## Data provided
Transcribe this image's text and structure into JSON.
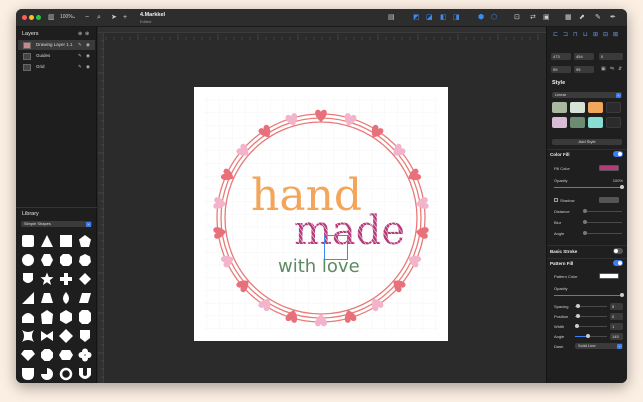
{
  "titlebar": {
    "zoom": "100%",
    "file_name": "4.Markkel",
    "file_status": "Edited"
  },
  "layers": {
    "title": "Layers",
    "items": [
      {
        "label": "Drawing Layer 1.1",
        "selected": true
      },
      {
        "label": "Guides",
        "selected": false
      },
      {
        "label": "Grid",
        "selected": false
      }
    ]
  },
  "library": {
    "title": "Library",
    "selected": "Simple Shapes"
  },
  "artwork": {
    "line1": "hand",
    "line2": "made",
    "line3": "with love"
  },
  "inspector": {
    "x": "473",
    "y": "454",
    "rotation": "0",
    "w": "59",
    "h": "95"
  },
  "style": {
    "title": "Style",
    "selected": "Linear",
    "add_label": "Add Style",
    "swatches": [
      "#a9b8a0",
      "#d6e2d5",
      "#f1a65c",
      "#2b2b2b",
      "#d6bcd4",
      "#6b8c73",
      "#89dcd2",
      "#2b2b2b"
    ]
  },
  "color_fill": {
    "title": "Color Fill",
    "enabled": true,
    "fill_color_label": "Fill Color",
    "fill_color": "#b53a7a",
    "opacity_label": "Opacity",
    "opacity_value": "100%",
    "opacity": 1.0,
    "shadow_label": "Shadow",
    "shadow_checked": false,
    "distance_label": "Distance",
    "blur_label": "Blur",
    "angle_label": "Angle"
  },
  "basic_stroke": {
    "title": "Basic Stroke",
    "enabled": false
  },
  "pattern_fill": {
    "title": "Pattern Fill",
    "enabled": true,
    "pattern_color_label": "Pattern Color",
    "pattern_color": "#ffffff",
    "opacity_label": "Opacity",
    "opacity": 1.0,
    "spacing_label": "Spacing",
    "spacing_value": "5",
    "spacing": 0.08,
    "position_label": "Position",
    "position_value": "0",
    "position": 0.1,
    "width_label": "Width",
    "width_value": "1",
    "width": 0.05,
    "angle_label": "Angle",
    "angle_value": "145",
    "angle": 0.4,
    "dash_label": "Dash",
    "dash_value": "Solid Line"
  },
  "icons": [
    "sidebar-toggle-icon",
    "zoom-icon",
    "pointer-icon",
    "add-icon",
    "align-icon",
    "boolean-union-icon",
    "boolean-subtract-icon",
    "boolean-intersect-icon",
    "boolean-exclude-icon",
    "group-icon",
    "ungroup-icon",
    "crop-icon",
    "flip-icon",
    "lock-icon",
    "image-icon",
    "share-icon",
    "brush-icon",
    "pen-icon",
    "layers-icon",
    "eye-icon"
  ]
}
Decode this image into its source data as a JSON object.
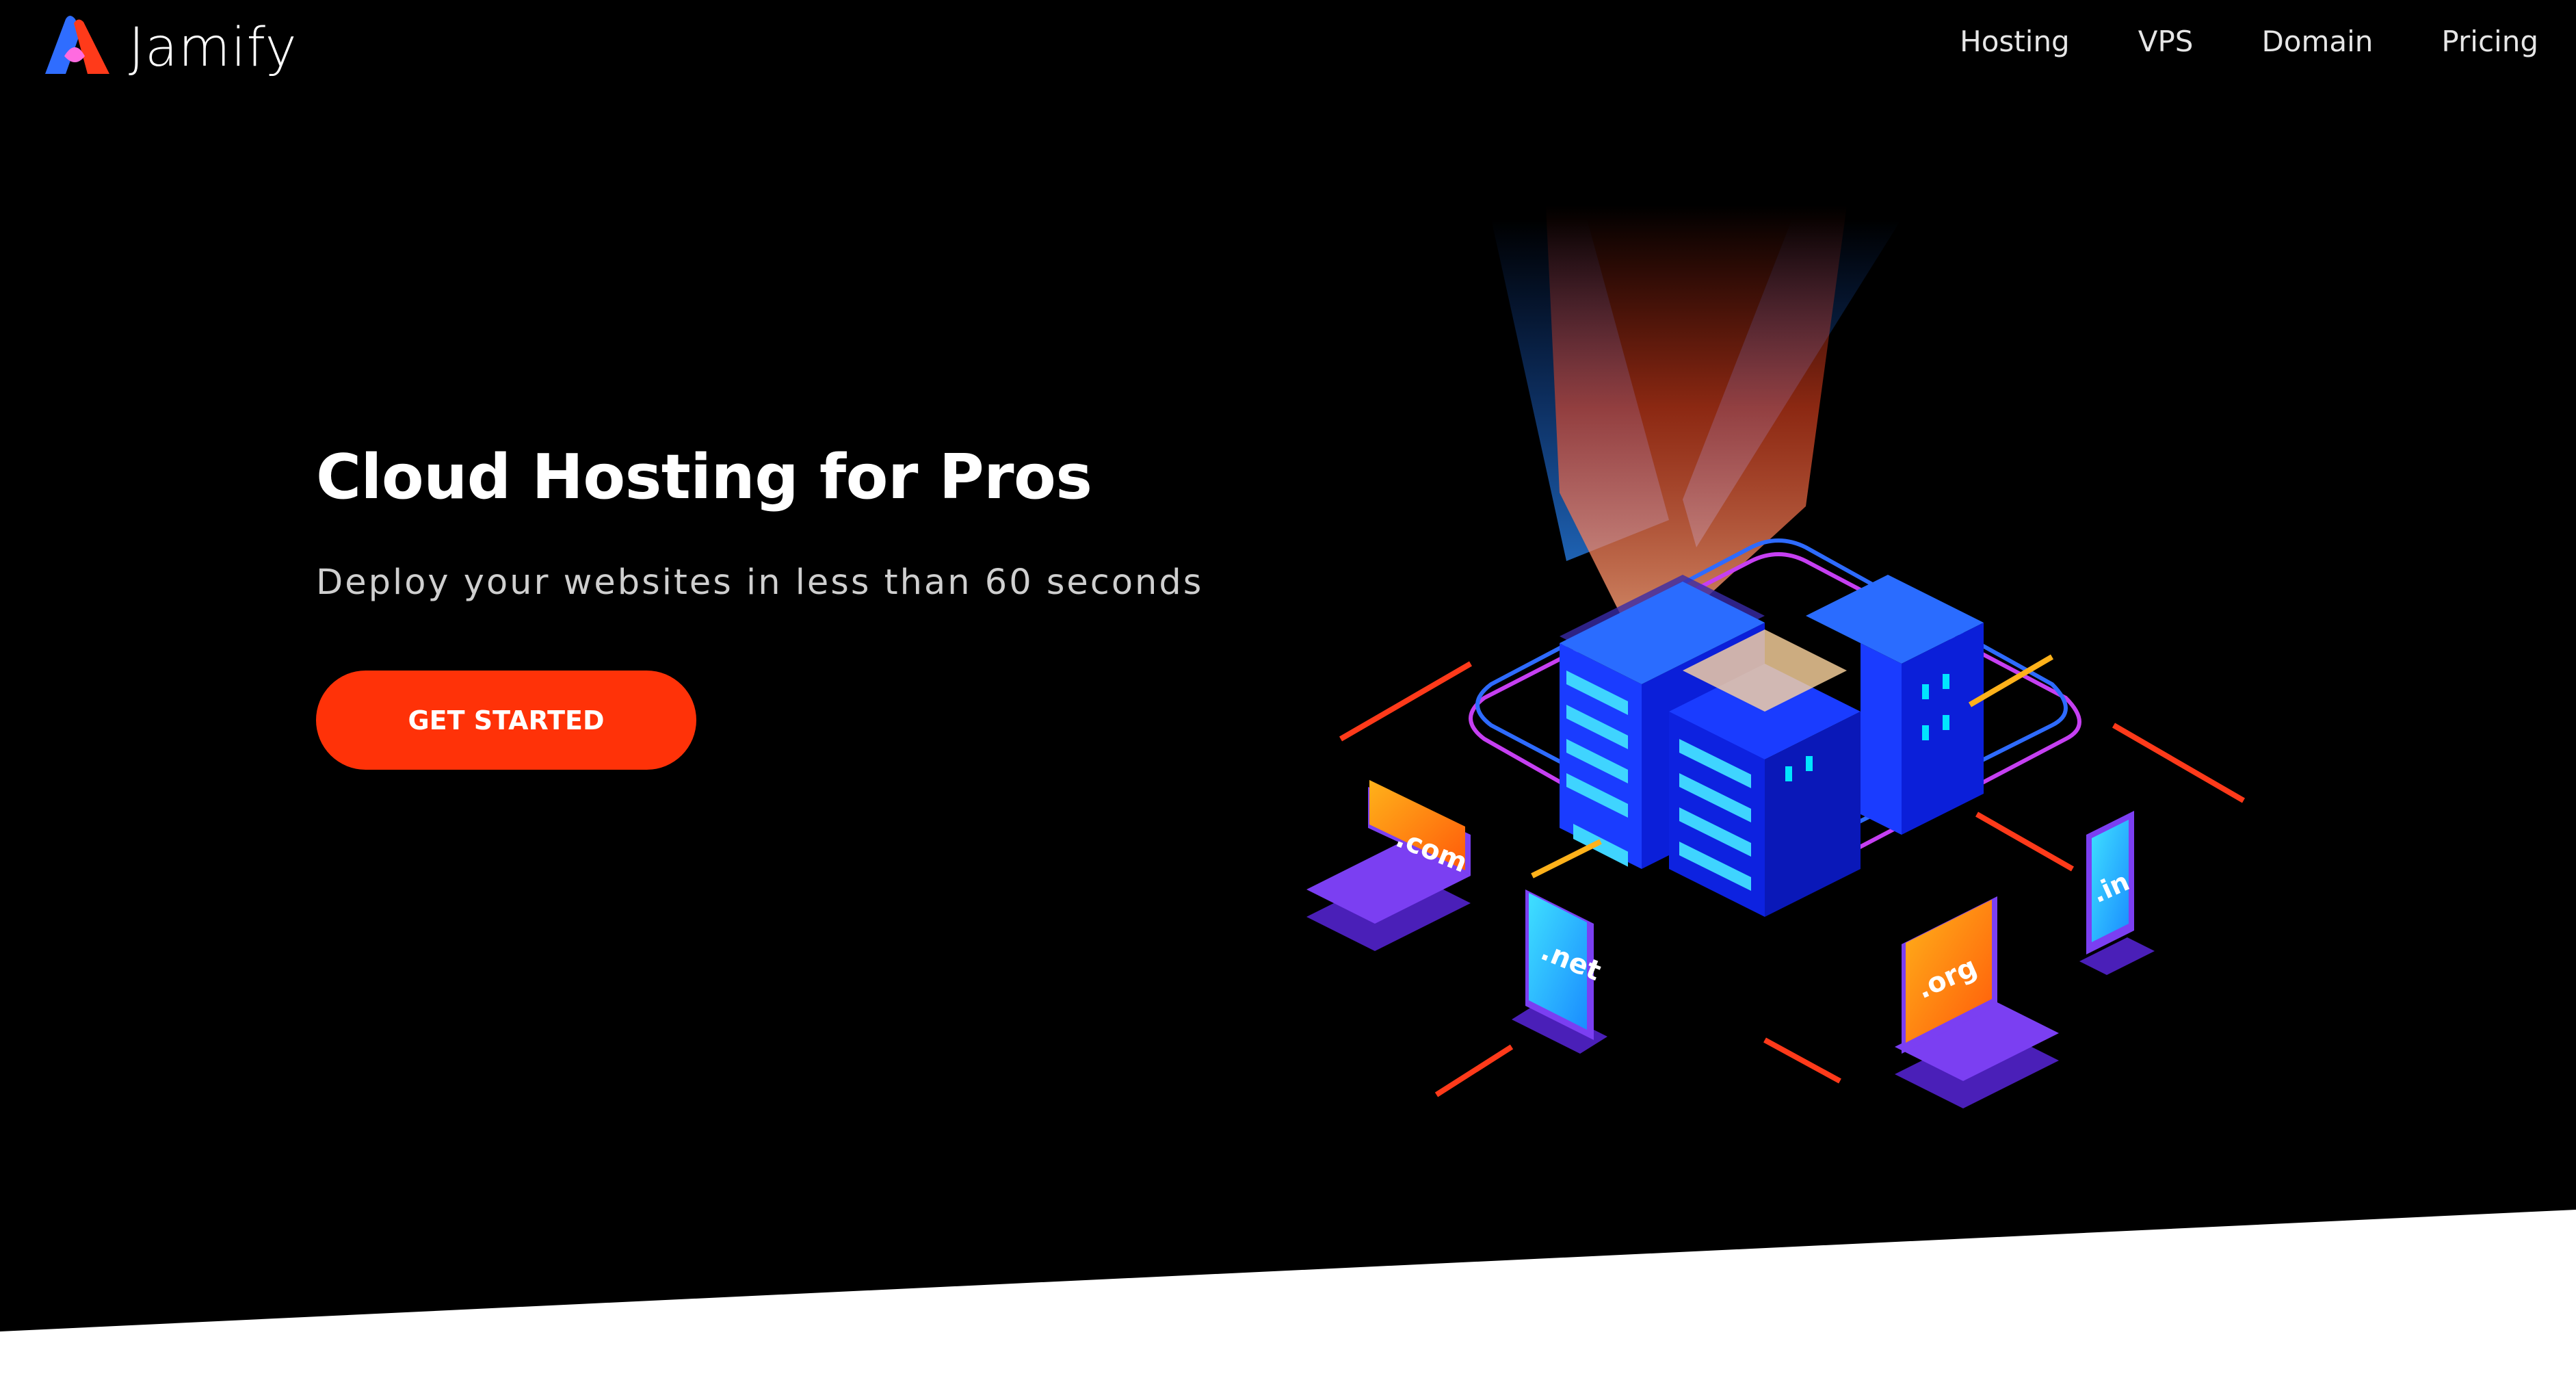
{
  "header": {
    "brand": "Jamify",
    "logo_icon": "jamify-logo-icon",
    "nav": [
      {
        "label": "Hosting"
      },
      {
        "label": "VPS"
      },
      {
        "label": "Domain"
      },
      {
        "label": "Pricing"
      }
    ]
  },
  "hero": {
    "title": "Cloud Hosting for Pros",
    "subtitle": "Deploy your websites in less than 60 seconds",
    "cta": "GET STARTED"
  },
  "illustration": {
    "name": "isometric-server-illustration",
    "domains": [
      ".com",
      ".net",
      ".org",
      ".in"
    ]
  },
  "colors": {
    "background": "#000000",
    "accent": "#ff3208",
    "text": "#ffffff",
    "subtext": "#cfcfcf",
    "server_blue": "#1a3cff",
    "device_purple": "#7b3ff2"
  }
}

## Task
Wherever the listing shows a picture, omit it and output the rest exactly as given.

## Reply to the exercise
Transcribe this image's text and structure into JSON.
{
  "titlebar": {
    "zoom": "100%",
    "file_name": "4.Markkel",
    "file_status": "Edited"
  },
  "layers": {
    "title": "Layers",
    "items": [
      {
        "label": "Drawing Layer 1.1",
        "selected": true
      },
      {
        "label": "Guides",
        "selected": false
      },
      {
        "label": "Grid",
        "selected": false
      }
    ]
  },
  "library": {
    "title": "Library",
    "selected": "Simple Shapes"
  },
  "artwork": {
    "line1": "hand",
    "line2": "made",
    "line3": "with love"
  },
  "inspector": {
    "x": "473",
    "y": "454",
    "rotation": "0",
    "w": "59",
    "h": "95"
  },
  "style": {
    "title": "Style",
    "selected": "Linear",
    "add_label": "Add Style",
    "swatches": [
      "#a9b8a0",
      "#d6e2d5",
      "#f1a65c",
      "#2b2b2b",
      "#d6bcd4",
      "#6b8c73",
      "#89dcd2",
      "#2b2b2b"
    ]
  },
  "color_fill": {
    "title": "Color Fill",
    "enabled": true,
    "fill_color_label": "Fill Color",
    "fill_color": "#b53a7a",
    "opacity_label": "Opacity",
    "opacity_value": "100%",
    "opacity": 1.0,
    "shadow_label": "Shadow",
    "shadow_checked": false,
    "distance_label": "Distance",
    "blur_label": "Blur",
    "angle_label": "Angle"
  },
  "basic_stroke": {
    "title": "Basic Stroke",
    "enabled": false
  },
  "pattern_fill": {
    "title": "Pattern Fill",
    "enabled": true,
    "pattern_color_label": "Pattern Color",
    "pattern_color": "#ffffff",
    "opacity_label": "Opacity",
    "opacity": 1.0,
    "spacing_label": "Spacing",
    "spacing_value": "5",
    "spacing": 0.08,
    "position_label": "Position",
    "position_value": "0",
    "position": 0.1,
    "width_label": "Width",
    "width_value": "1",
    "width": 0.05,
    "angle_label": "Angle",
    "angle_value": "145",
    "angle": 0.4,
    "dash_label": "Dash",
    "dash_value": "Solid Line"
  },
  "icons": [
    "sidebar-toggle-icon",
    "zoom-icon",
    "pointer-icon",
    "add-icon",
    "align-icon",
    "boolean-union-icon",
    "boolean-subtract-icon",
    "boolean-intersect-icon",
    "boolean-exclude-icon",
    "group-icon",
    "ungroup-icon",
    "crop-icon",
    "flip-icon",
    "lock-icon",
    "image-icon",
    "share-icon",
    "brush-icon",
    "pen-icon",
    "layers-icon",
    "eye-icon"
  ]
}
Decode this image into its source data as a JSON object.
{
  "header": {
    "brand": "Jamify",
    "logo_icon": "jamify-logo-icon",
    "nav": [
      {
        "label": "Hosting"
      },
      {
        "label": "VPS"
      },
      {
        "label": "Domain"
      },
      {
        "label": "Pricing"
      }
    ]
  },
  "hero": {
    "title": "Cloud Hosting for Pros",
    "subtitle": "Deploy your websites in less than 60 seconds",
    "cta": "GET STARTED"
  },
  "illustration": {
    "name": "isometric-server-illustration",
    "domains": [
      ".com",
      ".net",
      ".org",
      ".in"
    ]
  },
  "colors": {
    "background": "#000000",
    "accent": "#ff3208",
    "text": "#ffffff",
    "subtext": "#cfcfcf",
    "server_blue": "#1a3cff",
    "device_purple": "#7b3ff2"
  }
}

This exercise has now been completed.